Tuesday, October 6, 2009


Now, since you have basic knowledge about the nature vs. nurture debate, let’s look more at the nature theory.

Scientists have known for years that characteristics such as eye color and hair color are determined by genes (remember those punnett squares that you did in Biology?). The nature theory takes it up a notch by saying that behavioral traits—intelligence, personality, aggression and sexual orientation—are encoded in an individual’s genes as well.

Humans have approximately 25,000 protein-coding genes, and these genes are the cornerstone of bodily processes and functions. These proteins act to help us metabolize our food and heal a wound, but they also provide essential information to personality and other traits.

Cancer is a disease that we have all heard of, and researchers in Scandinavia concluded that cancer is the result of environmental rather than inherited factors. Now, we hear of cancer-causing genes such as the “colon cancer gene” and the “breast cancer gene.” Even if the research states conclusions one way, more research will eventually change the previous conclusion and state it a different way. This is the problem with scientific research; it never ends. There is so much information out in the world regarding nature vs. nurture, and investigating all of it is a task to rarely succeed. Scientists have also linked DNA variations with increased risk of common diseases and conditions, including cancer, asthma, diabetes, hypertension, and Alzheimer's, favoring nature’s side in the debate.

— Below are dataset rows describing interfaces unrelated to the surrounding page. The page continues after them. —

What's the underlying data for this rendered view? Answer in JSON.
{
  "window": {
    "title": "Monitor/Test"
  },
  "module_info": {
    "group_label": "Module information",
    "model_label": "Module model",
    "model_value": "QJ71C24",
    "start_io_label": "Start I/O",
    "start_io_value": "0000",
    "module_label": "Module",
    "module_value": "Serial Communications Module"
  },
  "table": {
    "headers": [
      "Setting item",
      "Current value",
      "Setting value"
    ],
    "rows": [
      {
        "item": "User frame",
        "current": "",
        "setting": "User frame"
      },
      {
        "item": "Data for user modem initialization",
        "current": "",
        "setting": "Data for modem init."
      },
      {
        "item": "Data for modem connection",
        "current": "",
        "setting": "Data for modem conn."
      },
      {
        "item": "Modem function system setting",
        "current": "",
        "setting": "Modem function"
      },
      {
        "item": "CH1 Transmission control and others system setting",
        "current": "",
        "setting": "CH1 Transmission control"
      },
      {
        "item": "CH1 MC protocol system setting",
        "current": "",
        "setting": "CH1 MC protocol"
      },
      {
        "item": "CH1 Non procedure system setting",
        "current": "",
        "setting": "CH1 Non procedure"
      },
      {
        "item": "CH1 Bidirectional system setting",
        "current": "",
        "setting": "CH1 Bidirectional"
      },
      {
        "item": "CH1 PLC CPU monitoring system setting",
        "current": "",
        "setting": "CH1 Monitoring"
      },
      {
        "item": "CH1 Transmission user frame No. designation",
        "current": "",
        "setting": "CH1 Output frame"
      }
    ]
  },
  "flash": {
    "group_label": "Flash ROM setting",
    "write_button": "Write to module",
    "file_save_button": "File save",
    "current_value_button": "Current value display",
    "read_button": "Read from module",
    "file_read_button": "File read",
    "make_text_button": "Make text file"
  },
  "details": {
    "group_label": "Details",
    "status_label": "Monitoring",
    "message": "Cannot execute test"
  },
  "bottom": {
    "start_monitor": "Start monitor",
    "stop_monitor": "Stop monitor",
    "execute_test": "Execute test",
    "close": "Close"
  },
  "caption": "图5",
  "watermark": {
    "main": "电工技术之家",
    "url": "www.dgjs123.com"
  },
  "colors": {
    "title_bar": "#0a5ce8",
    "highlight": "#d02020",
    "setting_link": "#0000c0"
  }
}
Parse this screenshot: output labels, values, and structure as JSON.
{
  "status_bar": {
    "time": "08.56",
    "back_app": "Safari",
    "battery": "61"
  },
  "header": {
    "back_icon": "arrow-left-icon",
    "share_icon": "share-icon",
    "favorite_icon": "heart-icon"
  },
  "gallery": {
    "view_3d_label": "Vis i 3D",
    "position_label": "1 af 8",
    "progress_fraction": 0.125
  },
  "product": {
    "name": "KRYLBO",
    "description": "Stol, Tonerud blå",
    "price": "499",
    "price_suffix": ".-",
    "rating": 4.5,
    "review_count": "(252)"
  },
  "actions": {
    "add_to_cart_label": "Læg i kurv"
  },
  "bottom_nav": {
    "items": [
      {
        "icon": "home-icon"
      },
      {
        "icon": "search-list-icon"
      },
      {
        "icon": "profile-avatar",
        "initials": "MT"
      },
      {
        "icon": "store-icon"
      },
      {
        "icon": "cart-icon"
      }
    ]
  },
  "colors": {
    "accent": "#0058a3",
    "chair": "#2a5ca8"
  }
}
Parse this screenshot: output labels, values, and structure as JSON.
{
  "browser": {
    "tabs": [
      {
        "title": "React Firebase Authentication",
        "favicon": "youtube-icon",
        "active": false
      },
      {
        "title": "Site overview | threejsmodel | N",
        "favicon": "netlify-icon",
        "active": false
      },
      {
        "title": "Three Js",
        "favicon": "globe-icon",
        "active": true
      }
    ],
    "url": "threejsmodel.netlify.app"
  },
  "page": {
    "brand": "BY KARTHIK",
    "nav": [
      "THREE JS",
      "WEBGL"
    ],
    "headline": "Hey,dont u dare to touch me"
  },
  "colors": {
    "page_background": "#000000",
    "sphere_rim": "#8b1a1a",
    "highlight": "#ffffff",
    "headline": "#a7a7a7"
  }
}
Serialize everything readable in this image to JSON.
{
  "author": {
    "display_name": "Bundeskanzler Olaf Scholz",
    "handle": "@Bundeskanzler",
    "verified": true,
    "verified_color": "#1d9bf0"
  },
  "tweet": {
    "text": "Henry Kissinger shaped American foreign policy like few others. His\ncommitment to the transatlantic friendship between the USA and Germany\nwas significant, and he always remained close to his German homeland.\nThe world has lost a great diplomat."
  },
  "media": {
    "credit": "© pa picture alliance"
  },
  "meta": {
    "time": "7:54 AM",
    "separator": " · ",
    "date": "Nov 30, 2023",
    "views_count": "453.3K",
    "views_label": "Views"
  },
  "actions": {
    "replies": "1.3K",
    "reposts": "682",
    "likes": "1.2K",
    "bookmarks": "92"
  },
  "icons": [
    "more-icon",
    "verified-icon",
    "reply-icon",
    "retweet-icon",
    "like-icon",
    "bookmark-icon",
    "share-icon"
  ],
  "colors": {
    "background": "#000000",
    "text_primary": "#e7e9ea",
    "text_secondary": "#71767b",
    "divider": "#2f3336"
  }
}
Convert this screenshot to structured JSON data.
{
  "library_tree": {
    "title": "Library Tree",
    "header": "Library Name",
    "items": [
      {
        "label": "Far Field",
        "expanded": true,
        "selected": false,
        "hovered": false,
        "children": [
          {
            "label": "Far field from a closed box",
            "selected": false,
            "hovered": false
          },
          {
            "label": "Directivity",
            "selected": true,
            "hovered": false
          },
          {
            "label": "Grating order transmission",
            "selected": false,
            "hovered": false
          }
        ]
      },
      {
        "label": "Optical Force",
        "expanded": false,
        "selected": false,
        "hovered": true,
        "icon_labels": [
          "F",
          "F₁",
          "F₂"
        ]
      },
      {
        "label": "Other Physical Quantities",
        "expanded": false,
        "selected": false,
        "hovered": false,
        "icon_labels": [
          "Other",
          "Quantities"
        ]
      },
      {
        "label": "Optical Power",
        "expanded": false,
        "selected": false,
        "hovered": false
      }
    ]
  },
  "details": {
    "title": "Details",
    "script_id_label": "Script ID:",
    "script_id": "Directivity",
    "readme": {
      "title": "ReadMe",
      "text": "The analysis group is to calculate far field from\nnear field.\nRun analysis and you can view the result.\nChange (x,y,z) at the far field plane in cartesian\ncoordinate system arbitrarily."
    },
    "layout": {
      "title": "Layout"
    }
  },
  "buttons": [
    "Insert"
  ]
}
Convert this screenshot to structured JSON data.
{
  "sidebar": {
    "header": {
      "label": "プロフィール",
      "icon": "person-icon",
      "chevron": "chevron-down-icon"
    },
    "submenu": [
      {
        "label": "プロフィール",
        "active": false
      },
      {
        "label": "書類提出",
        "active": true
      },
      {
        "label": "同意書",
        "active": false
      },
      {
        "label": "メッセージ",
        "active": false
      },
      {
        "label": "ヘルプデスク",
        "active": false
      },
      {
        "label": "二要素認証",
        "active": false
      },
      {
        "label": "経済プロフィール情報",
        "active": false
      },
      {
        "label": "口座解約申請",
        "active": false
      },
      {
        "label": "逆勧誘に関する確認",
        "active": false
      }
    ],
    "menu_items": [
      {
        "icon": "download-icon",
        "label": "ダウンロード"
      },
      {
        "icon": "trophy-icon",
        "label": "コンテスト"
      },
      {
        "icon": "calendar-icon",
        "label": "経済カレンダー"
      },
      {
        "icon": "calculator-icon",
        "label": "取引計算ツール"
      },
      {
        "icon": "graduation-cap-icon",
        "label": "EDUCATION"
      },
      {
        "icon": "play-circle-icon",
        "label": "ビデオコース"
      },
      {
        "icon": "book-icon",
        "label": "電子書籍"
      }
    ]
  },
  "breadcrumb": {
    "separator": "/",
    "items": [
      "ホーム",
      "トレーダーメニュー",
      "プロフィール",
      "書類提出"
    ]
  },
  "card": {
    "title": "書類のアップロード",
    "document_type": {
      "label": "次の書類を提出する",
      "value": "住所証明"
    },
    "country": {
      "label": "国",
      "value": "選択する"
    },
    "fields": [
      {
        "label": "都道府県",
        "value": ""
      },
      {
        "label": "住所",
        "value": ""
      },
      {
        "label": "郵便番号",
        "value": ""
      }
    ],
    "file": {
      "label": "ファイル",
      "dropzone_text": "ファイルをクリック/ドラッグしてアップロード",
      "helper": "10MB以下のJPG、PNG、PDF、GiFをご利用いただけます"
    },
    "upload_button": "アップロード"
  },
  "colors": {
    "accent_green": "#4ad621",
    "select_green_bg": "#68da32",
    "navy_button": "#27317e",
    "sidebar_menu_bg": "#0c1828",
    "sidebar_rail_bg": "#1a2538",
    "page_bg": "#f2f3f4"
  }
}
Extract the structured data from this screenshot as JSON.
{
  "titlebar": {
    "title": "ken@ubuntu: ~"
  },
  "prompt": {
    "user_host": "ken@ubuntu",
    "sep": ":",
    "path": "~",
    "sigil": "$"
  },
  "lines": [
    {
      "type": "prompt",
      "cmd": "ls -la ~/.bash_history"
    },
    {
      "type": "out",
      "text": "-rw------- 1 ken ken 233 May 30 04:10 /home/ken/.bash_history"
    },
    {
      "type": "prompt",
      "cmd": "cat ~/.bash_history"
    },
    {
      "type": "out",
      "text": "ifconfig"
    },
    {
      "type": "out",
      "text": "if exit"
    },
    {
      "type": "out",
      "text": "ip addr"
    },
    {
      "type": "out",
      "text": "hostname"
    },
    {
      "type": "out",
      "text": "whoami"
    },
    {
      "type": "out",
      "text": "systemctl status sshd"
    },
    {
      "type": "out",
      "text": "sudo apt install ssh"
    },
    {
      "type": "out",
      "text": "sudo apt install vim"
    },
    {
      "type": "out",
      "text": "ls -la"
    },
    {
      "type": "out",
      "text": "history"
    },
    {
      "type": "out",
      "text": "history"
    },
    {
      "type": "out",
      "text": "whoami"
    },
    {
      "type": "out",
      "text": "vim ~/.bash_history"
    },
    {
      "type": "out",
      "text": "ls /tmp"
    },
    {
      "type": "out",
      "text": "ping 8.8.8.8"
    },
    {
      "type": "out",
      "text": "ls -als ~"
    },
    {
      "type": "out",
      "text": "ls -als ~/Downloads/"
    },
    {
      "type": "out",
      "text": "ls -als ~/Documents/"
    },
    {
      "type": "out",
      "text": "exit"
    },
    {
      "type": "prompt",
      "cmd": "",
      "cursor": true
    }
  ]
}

Predisposition to disease not only affects the person’s health, but also his or her lifestyle. There has been talk of genetic discrimination (but we cannot forget about racial discrimination). If genetic information is not private, then companies can use this information to deny people jobs due to “bad” genes. However, this is not fair and immoral because we do not get to pick our genes, so they should not be used against us. Additionally, what if parents find out that their newborn child will be predisposed with a life-threatening disease? Will the parents want to keep the child and care for him or her with this knowledge that he or she will die soon? This is one case where knowing little is better than knowing too much.



  1. You have a wonderful start, but what are you going to focus on? Is it possible that nature and nurture are both to blame for behavior and mental diseases? We all have a set of genes, but our environment influences us to.

    I am excited to read more!

  2. Yes, nature and nurture are both to blame for our behavior and mental diseases, but exactly how much of human traits are determined by either nature and nurture remains unknown.

    I will first introduce both sides, and then focus on one side to explain human behavior. The blog is still in its introductory stages :)

  3. I am currently writing an essay on gender identity in relation to the nature/nurture debate and have found your blog to be very helpful, there is a lot of evidence to support and go against each side and as i have already seen stated there seems a grey area between the two as i believe they both play there part, all in all though very interesting to read.....a job well done i must say as its probably been the most helpful site iv come across, thanks =]

  4. I feel like you have strong beliefs in the nurture side of the argument and that is clouding your judgement, but your website is very detailed and has helped a lot for my college coursework.